Taliban leaders "have said that they pardoned all former government officials and thus there is no need for anyone to leave the country," SITE said, after the Taliban published images of Haqqani meeting Karzai in Kabul.
Ghani -- who was in the United Arab Emirates, which said it was hosting him and his family "on humanitarian grounds" -- said he wanted those negotiations to be a "success".
- Protests and gunfire -
On Tuesday, Taliban spokesman Zabihullah Mujahid declared a blanket amnesty in the movement's first press conference and said: "We will not seek revenge."
He said the new regime would be "positively different" from their 1996-2001 stint, which was infamous for deaths by stoning, girls being banned from school and women from working in contact with men.
He also said they were "committed to letting women work in accordance with the principles of Islam", without offering specifics.
But while the Taliban leadership tried to project a new image, video footage shot by Pajhwok Afghan News, a local news agency, showed protesters in the eastern city of Jalalabad who were carrying the Afghan flag fleeing with the sound of gunshots in the background.

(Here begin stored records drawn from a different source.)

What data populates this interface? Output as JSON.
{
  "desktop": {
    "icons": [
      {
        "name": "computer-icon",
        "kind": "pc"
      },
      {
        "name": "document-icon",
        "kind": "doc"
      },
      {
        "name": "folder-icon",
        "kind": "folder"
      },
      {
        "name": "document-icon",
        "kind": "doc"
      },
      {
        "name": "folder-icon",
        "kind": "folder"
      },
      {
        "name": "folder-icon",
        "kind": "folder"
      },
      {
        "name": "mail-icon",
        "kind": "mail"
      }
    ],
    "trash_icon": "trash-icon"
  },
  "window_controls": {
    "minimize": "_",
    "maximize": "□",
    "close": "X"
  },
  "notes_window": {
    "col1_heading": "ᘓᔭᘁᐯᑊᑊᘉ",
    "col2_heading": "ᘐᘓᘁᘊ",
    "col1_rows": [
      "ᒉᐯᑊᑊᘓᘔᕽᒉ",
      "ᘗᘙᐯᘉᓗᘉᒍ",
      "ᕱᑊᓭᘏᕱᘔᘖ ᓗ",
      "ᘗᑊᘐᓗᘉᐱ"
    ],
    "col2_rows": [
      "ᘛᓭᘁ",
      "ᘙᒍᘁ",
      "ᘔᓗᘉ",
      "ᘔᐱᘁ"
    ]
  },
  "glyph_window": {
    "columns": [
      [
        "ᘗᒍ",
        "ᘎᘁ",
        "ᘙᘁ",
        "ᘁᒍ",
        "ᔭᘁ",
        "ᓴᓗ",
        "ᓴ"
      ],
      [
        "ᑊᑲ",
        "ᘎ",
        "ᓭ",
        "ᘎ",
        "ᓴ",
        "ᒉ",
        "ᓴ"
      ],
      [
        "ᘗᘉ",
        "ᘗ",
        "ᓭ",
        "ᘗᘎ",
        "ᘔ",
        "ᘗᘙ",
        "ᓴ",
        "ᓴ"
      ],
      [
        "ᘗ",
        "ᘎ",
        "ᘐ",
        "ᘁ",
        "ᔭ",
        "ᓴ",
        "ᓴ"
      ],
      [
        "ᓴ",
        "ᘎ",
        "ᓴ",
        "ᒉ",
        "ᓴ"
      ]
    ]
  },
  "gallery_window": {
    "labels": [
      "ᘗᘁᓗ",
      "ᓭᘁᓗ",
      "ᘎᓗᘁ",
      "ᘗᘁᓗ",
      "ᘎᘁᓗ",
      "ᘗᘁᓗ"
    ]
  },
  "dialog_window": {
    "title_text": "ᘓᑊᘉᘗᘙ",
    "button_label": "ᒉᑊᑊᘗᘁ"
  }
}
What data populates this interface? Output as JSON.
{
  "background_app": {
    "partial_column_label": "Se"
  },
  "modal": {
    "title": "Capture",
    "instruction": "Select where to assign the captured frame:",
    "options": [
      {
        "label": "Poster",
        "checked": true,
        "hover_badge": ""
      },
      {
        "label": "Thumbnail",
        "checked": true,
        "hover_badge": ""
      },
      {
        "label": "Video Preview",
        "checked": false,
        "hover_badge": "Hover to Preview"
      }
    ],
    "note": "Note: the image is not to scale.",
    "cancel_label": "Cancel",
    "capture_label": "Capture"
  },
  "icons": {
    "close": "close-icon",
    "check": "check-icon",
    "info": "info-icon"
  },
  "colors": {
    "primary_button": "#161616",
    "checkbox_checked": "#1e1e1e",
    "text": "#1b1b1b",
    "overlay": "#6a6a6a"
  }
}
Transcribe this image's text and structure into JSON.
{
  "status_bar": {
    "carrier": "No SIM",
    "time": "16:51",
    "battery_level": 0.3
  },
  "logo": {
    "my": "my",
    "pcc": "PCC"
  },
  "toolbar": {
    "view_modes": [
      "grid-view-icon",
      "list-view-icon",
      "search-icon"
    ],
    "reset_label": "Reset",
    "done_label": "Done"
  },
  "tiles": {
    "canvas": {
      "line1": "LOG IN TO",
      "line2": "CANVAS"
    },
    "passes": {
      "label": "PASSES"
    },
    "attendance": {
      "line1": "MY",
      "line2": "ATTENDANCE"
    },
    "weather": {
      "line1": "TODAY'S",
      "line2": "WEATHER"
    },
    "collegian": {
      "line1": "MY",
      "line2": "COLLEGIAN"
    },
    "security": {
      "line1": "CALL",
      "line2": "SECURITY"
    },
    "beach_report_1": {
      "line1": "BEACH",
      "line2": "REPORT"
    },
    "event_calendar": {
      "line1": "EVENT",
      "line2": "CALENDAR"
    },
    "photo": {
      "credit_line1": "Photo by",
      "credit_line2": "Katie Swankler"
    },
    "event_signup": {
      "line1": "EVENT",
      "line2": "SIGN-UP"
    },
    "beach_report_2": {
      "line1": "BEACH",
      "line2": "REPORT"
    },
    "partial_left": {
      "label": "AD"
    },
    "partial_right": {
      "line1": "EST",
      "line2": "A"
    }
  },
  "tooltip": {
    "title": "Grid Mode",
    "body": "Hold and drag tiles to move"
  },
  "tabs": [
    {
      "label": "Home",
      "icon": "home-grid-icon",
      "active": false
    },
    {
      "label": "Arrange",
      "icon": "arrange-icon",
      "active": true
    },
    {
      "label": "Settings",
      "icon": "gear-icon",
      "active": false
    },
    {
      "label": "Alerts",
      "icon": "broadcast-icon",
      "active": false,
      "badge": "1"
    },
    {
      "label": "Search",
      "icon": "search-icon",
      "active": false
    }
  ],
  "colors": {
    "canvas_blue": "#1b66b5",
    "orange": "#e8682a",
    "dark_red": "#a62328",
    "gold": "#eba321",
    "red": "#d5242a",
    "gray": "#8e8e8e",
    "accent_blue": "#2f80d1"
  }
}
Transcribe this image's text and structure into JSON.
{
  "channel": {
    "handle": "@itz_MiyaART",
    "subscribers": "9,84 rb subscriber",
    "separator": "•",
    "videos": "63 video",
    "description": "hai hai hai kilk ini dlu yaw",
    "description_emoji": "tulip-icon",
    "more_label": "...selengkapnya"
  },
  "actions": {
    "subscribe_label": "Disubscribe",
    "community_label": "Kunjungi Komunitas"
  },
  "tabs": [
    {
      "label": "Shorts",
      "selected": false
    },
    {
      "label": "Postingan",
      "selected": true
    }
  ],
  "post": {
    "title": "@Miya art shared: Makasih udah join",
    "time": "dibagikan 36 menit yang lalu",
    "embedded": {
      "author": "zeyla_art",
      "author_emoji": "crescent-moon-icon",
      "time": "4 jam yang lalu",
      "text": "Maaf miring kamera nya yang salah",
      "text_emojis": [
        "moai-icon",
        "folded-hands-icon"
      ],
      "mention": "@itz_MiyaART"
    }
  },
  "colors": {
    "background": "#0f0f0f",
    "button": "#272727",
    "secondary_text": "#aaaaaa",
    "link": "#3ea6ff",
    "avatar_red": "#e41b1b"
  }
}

Local media said the residents were protesting the removal of the flags in favour of those of the hardline movement.
"While I was filming, a Taliban (militant) started hitting me with a gun from behind," said Babrak Amirzada, a journalist for the agency said.
And residents in Bamiyan city reported that a statue of Hazara leader Abdul Ali Mazari, killed by the group in the 1990s, had been decapitated.
Hazaras have long been persecuted for their largely Shiite faith and were massacred in the thousands during the Taliban's ruthless conquest of the country in the 1990s.
"We are not sure who has blown up the statue, but there are different groups of Taliban present here, including some... who are known for their brutality," a resident told AFP, asking not to be named.
The Taliban astonished the world in 2001 when it destroyed two monumental and ancient Buddha statues in Bamiyan, after deeming them un-Islamic.
- Desperation -
Afghans and foreigners continued to flee the country Wednesday, with the United States and other nations stepping up evacuation airlifts from Kabul.
Desperate scenes from the airport at the start of the week have created searing images of Afghans terrified of the Taliban, and a diminished United States unable to protect them.
Some footage showed hundreds of people running alongside a US Air Force plane as it rolled down the runway, with some clinging to the side of it. One person was later found dead in the wheel well of the plane.
In Washington, Pentagon spokesman John Kirby said while some shots had been fired, it was believed that none of them had "anything to do with hostile intent" and were instead fired by US personnel as crowd control measures.
US, Turkish and Afghan troops are in full control of both the civilian and military sides of the facility, Kirby told reporters.
Crowds built up outside embassies in Kabul on rumours that governments were offering asylum.
In a dramatic culmination to the Taliban's takeover, Mullah Abdul Ghani Baradar, the movement's co-founder and deputy leader, returned to Afghanistan from Qatar late Tuesday.
He chose to touch down in the country's second biggest city Kandahar -- the Taliban's spiritual birthplace and capital during their first time in power.
- Human rights concerns -
The United Nations Human Rights Council said it would hold a special session on Afghanistan next week to address the "serious human rights concerns" under the Taliban.
The European Union, the United States and 18 other countries issued a joint statement on Wednesday saying they were "deeply worried about Afghan women and girls", urging the Taliban to ensure their safety.
Demonstrations have been staged in cities around the world in support of Afghan civilians, and women and girls in particular.
US President Joe Biden's administration has so far given a non-committal response to the Taliban's pledges of tolerance, saying it is looking at actions, not promises.
Russia and China have meanwhile signalled their willingness to work with the Taliban.